• _Records for processing_:
◆ ◆ ◆ ◆

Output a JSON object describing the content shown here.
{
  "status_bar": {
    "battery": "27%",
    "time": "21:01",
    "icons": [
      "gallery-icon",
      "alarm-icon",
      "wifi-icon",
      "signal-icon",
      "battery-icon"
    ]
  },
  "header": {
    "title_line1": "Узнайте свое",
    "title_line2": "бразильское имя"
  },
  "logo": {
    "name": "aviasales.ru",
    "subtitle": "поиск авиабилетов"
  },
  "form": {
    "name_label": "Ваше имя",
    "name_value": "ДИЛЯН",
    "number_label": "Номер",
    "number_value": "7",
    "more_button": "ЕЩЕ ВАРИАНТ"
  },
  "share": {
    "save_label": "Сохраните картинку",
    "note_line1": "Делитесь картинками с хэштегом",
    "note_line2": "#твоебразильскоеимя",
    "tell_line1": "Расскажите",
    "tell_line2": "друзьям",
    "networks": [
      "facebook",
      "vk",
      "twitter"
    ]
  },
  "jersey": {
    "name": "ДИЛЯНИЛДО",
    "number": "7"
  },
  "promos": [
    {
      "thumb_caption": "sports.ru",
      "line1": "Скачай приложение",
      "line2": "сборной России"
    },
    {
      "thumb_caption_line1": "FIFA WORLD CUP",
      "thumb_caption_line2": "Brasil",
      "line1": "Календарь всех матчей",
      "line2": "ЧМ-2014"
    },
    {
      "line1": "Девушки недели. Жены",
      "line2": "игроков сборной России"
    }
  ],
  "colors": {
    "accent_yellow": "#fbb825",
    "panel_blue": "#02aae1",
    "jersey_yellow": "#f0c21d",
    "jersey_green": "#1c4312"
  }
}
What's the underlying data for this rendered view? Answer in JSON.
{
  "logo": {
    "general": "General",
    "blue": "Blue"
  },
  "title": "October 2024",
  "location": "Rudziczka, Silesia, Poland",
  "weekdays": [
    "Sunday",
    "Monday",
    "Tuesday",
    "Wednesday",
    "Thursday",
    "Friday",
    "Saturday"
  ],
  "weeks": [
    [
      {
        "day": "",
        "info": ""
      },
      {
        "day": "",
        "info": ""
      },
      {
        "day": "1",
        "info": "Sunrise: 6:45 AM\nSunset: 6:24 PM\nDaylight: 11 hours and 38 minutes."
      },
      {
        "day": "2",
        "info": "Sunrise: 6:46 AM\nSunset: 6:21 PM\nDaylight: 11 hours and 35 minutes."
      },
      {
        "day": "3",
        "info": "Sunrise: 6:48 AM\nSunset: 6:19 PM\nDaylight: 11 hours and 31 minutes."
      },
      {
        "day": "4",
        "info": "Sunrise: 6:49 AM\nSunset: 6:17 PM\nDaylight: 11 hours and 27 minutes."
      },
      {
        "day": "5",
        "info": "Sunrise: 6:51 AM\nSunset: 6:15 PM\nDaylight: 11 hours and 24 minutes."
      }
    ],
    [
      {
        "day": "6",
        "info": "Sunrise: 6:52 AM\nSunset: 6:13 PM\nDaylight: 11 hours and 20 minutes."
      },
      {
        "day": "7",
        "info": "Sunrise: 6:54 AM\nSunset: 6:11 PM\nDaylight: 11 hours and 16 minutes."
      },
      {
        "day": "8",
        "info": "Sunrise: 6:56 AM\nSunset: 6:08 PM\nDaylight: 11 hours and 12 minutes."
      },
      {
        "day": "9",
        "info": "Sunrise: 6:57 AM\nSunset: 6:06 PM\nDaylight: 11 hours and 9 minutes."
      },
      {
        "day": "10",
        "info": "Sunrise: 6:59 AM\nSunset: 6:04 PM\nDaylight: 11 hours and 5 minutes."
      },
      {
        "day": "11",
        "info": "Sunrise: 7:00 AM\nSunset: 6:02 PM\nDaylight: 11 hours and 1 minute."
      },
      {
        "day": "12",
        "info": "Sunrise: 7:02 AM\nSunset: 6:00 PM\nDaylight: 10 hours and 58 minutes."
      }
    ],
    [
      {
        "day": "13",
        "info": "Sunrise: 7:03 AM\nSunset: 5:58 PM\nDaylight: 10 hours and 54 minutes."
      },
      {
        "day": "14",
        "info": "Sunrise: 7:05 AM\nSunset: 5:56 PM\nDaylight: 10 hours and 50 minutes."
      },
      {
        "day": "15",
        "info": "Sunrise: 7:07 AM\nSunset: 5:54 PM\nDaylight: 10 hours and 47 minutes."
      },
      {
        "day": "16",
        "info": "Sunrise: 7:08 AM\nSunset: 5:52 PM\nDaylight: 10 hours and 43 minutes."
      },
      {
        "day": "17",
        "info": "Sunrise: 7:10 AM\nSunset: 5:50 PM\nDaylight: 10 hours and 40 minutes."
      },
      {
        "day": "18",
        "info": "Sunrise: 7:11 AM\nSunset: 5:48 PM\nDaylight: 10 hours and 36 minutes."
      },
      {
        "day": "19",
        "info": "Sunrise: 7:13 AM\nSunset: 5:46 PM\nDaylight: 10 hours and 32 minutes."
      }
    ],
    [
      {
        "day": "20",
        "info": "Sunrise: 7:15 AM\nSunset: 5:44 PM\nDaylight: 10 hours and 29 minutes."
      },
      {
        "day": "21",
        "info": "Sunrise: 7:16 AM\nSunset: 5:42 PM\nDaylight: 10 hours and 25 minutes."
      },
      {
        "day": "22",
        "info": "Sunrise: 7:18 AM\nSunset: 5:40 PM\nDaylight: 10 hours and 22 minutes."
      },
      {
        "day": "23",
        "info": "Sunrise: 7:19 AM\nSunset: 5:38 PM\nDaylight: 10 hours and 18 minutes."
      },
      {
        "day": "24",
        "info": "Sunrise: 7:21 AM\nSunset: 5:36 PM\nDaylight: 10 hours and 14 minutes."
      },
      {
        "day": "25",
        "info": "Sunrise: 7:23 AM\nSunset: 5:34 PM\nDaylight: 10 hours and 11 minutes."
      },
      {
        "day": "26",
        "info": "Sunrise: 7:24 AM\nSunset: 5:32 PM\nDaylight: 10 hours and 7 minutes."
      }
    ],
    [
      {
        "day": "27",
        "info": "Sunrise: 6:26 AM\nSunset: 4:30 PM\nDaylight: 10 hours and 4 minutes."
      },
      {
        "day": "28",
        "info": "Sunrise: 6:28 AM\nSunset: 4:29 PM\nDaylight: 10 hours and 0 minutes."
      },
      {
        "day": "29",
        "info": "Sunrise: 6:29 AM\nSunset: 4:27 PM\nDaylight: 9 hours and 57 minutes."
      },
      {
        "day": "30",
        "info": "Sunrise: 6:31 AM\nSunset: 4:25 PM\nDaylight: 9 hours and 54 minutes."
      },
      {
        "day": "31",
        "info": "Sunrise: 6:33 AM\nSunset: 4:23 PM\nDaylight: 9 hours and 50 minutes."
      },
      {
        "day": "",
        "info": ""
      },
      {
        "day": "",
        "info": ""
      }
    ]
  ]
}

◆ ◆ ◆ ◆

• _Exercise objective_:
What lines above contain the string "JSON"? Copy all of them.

• _Task answer_:
Output a JSON object describing the content shown here.
What's the underlying data for this rendered view? Answer in JSON.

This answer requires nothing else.